Ed Miliband’s Price Freeze May Be Nonsense, But It Could Become Popular
First politicians banned cheap energy. They are creating an affordability crisis by insisting on the rapid deployment of expensive technologies like offshore wind and by imposing endless green taxes.
It is simply illegal to generate electricity at an affordable price with a modern, efficient coal and gas power plant, without bearing all of those other costs. Ed Miliband was one of the people who imposed those high costs on consumers, as the Secretary of State for Energy and Climate Change in the last government. Now his plan is to fix the situation by banning expensive energy too.
The Government already decides which technologies are good – wind, solar, carbon capture and storage – and which are bad – coal and gas. Under the new contracts for difference (CfDs) introduced with the Energy Bill, they will now decide what power stations get built: when, where, and with what technology. Analysts at Liberum Capital wrote that ‘it is arguable that even when the industry was state owned prior to 1990, central government had considerably less control than envisaged by the Energy Bill.’
Under the new Labour plan, politicians will set the retail price too. Renationalisation is too mild a word to describe it. What happens when the price freeze ends, will the market be allowed to return to equilibrium with even more rapid price rises or is the political fixing of the energy price to be – in reality – a permanent part of our energy policy?
What happens if there is a spike in the wholesale gas price – perhaps because of a new crisis in the Middle East? It is easy to imagine the Government being confronted by a stark choice between ending the freeze or bailing out the sector and completing its creeping nationalisation.

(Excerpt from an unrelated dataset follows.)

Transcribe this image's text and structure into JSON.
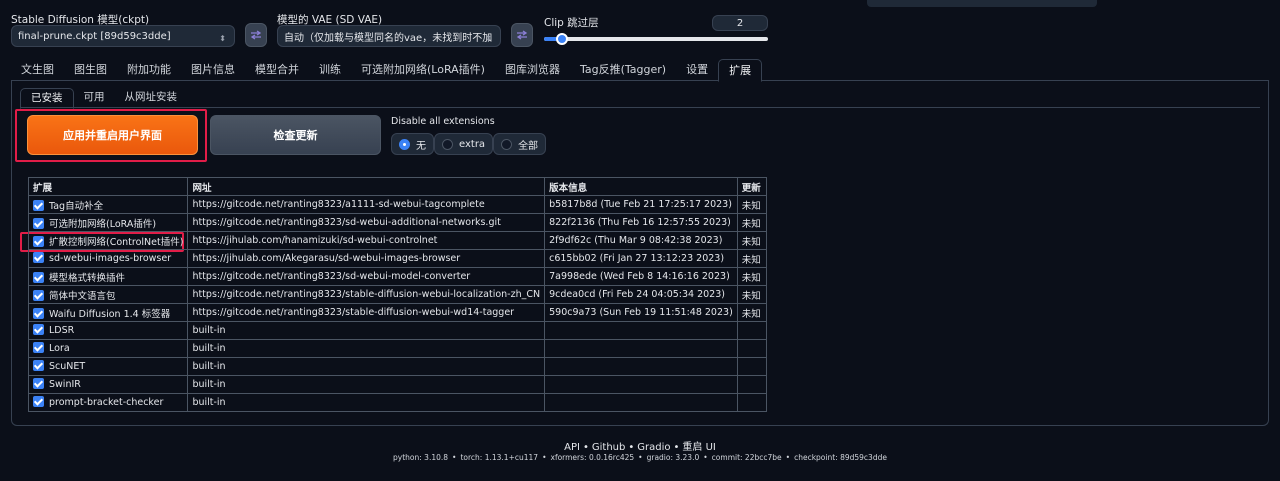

Remember that a Labour Government would still be expecting massive investment in the energy sector – hundreds of billions of pounds – to meet climate change targets. Ed Miliband thinks that the current Government targets are too soft, not too tough. Just like in any other sector, paying for an enormous increase in investment requires higher profits, paying for those profits requires higher prices.
That whole agenda only ever made sense if politicians were intensely relaxed about rising prices, thanks to rising household incomes or improvements in energy efficiency. Environmentalists and energy companies alike convinced themselves that was possible. It is now very clear that they were wrong.